* **Exercise**: So that nothing is lost, restate each entry exactly as supplied.

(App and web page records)
=-=-=

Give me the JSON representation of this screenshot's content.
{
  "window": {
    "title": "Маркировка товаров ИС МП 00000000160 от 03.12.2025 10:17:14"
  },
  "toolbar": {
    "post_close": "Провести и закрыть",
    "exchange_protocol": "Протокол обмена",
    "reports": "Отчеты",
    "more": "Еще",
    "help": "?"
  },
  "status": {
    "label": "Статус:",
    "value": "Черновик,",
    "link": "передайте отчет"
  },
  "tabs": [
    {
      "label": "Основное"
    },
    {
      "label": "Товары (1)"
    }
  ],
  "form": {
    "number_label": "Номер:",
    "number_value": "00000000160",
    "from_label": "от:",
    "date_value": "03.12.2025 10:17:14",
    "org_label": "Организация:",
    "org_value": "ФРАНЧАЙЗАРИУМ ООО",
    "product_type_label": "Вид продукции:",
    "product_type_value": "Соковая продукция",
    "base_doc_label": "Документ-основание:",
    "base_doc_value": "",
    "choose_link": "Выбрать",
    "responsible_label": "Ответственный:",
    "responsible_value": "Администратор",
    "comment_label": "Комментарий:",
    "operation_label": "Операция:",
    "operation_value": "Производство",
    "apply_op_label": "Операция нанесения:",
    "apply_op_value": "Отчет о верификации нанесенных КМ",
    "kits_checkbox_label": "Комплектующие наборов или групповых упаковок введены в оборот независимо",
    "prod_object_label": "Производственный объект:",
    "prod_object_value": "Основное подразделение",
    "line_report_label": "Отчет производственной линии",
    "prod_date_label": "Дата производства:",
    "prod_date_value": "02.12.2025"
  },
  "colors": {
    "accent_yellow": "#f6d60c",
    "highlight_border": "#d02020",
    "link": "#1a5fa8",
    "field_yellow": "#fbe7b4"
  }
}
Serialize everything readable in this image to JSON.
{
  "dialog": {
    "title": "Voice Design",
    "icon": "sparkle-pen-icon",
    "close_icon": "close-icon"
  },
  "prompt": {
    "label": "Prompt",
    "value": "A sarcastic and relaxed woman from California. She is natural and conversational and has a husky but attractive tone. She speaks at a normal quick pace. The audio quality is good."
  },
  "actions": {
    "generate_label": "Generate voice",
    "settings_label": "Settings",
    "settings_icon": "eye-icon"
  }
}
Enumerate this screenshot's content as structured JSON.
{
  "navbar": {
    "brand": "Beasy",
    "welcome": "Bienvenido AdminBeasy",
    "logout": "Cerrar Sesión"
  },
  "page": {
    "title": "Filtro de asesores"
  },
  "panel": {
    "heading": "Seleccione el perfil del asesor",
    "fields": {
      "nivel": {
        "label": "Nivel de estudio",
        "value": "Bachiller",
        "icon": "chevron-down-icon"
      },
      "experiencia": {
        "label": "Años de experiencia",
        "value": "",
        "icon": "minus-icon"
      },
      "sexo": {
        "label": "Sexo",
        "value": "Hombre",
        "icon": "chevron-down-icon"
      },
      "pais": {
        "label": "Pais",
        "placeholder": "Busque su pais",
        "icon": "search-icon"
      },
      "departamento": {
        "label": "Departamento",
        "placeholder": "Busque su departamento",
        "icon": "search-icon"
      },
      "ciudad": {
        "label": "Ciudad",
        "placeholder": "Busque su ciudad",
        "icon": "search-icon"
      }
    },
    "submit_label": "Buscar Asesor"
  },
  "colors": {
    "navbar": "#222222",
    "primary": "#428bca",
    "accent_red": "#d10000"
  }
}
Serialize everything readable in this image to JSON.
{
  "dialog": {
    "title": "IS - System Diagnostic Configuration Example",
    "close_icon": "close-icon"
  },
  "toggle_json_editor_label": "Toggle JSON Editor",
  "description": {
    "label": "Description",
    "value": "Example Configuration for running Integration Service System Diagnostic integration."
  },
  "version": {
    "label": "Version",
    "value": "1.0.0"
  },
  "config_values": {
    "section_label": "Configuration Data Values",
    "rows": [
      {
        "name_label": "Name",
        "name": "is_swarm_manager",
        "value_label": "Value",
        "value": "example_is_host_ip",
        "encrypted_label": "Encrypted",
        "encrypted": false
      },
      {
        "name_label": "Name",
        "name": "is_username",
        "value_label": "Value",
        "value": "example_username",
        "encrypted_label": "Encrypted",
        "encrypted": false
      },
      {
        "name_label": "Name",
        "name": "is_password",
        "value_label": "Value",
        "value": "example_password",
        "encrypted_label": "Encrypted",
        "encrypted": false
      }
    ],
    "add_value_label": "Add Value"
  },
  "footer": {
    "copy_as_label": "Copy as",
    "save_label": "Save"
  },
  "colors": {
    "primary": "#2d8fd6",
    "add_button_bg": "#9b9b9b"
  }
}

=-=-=

* **Response to the exercise**:
Give me the JSON representation of this screenshot's content.
{
  "window": {
    "title": "Маркировка товаров ИС МП 00000000160 от 03.12.2025 10:17:14"
  },
  "toolbar": {
    "post_close": "Провести и закрыть",
    "exchange_protocol": "Протокол обмена",
    "reports": "Отчеты",
    "more": "Еще",
    "help": "?"
  },
  "status": {
    "label": "Статус:",
    "value": "Черновик,",
    "link": "передайте отчет"
  },
  "tabs": [
    {
      "label": "Основное"
    },
    {
      "label": "Товары (1)"
    }
  ],
  "form": {
    "number_label": "Номер:",
    "number_value": "00000000160",
    "from_label": "от:",
    "date_value": "03.12.2025 10:17:14",
    "org_label": "Организация:",
    "org_value": "ФРАНЧАЙЗАРИУМ ООО",
    "product_type_label": "Вид продукции:",
    "product_type_value": "Соковая продукция",
    "base_doc_label": "Документ-основание:",
    "base_doc_value": "",
    "choose_link": "Выбрать",
    "responsible_label": "Ответственный:",
    "responsible_value": "Администратор",
    "comment_label": "Комментарий:",
    "operation_label": "Операция:",
    "operation_value": "Производство",
    "apply_op_label": "Операция нанесения:",
    "apply_op_value": "Отчет о верификации нанесенных КМ",
    "kits_checkbox_label": "Комплектующие наборов или групповых упаковок введены в оборот независимо",
    "prod_object_label": "Производственный объект:",
    "prod_object_value": "Основное подразделение",
    "line_report_label": "Отчет производственной линии",
    "prod_date_label": "Дата производства:",
    "prod_date_value": "02.12.2025"
  },
  "colors": {
    "accent_yellow": "#f6d60c",
    "highlight_border": "#d02020",
    "link": "#1a5fa8",
    "field_yellow": "#fbe7b4"
  }
}
Serialize everything readable in this image to JSON.
{
  "dialog": {
    "title": "Voice Design",
    "icon": "sparkle-pen-icon",
    "close_icon": "close-icon"
  },
  "prompt": {
    "label": "Prompt",
    "value": "A sarcastic and relaxed woman from California. She is natural and conversational and has a husky but attractive tone. She speaks at a normal quick pace. The audio quality is good."
  },
  "actions": {
    "generate_label": "Generate voice",
    "settings_label": "Settings",
    "settings_icon": "eye-icon"
  }
}
Enumerate this screenshot's content as structured JSON.
{
  "navbar": {
    "brand": "Beasy",
    "welcome": "Bienvenido AdminBeasy",
    "logout": "Cerrar Sesión"
  },
  "page": {
    "title": "Filtro de asesores"
  },
  "panel": {
    "heading": "Seleccione el perfil del asesor",
    "fields": {
      "nivel": {
        "label": "Nivel de estudio",
        "value": "Bachiller",
        "icon": "chevron-down-icon"
      },
      "experiencia": {
        "label": "Años de experiencia",
        "value": "",
        "icon": "minus-icon"
      },
      "sexo": {
        "label": "Sexo",
        "value": "Hombre",
        "icon": "chevron-down-icon"
      },
      "pais": {
        "label": "Pais",
        "placeholder": "Busque su pais",
        "icon": "search-icon"
      },
      "departamento": {
        "label": "Departamento",
        "placeholder": "Busque su departamento",
        "icon": "search-icon"
      },
      "ciudad": {
        "label": "Ciudad",
        "placeholder": "Busque su ciudad",
        "icon": "search-icon"
      }
    },
    "submit_label": "Buscar Asesor"
  },
  "colors": {
    "navbar": "#222222",
    "primary": "#428bca",
    "accent_red": "#d10000"
  }
}
Serialize everything readable in this image to JSON.
{
  "dialog": {
    "title": "IS - System Diagnostic Configuration Example",
    "close_icon": "close-icon"
  },
  "toggle_json_editor_label": "Toggle JSON Editor",
  "description": {
    "label": "Description",
    "value": "Example Configuration for running Integration Service System Diagnostic integration."
  },
  "version": {
    "label": "Version",
    "value": "1.0.0"
  },
  "config_values": {
    "section_label": "Configuration Data Values",
    "rows": [
      {
        "name_label": "Name",
        "name": "is_swarm_manager",
        "value_label": "Value",
        "value": "example_is_host_ip",
        "encrypted_label": "Encrypted",
        "encrypted": false
      },
      {
        "name_label": "Name",
        "name": "is_username",
        "value_label": "Value",
        "value": "example_username",
        "encrypted_label": "Encrypted",
        "encrypted": false
      },
      {
        "name_label": "Name",
        "name": "is_password",
        "value_label": "Value",
        "value": "example_password",
        "encrypted_label": "Encrypted",
        "encrypted": false
      }
    ],
    "add_value_label": "Add Value"
  },
  "footer": {
    "copy_as_label": "Copy as",
    "save_label": "Save"
  },
  "colors": {
    "primary": "#2d8fd6",
    "add_button_bg": "#9b9b9b"
  }
}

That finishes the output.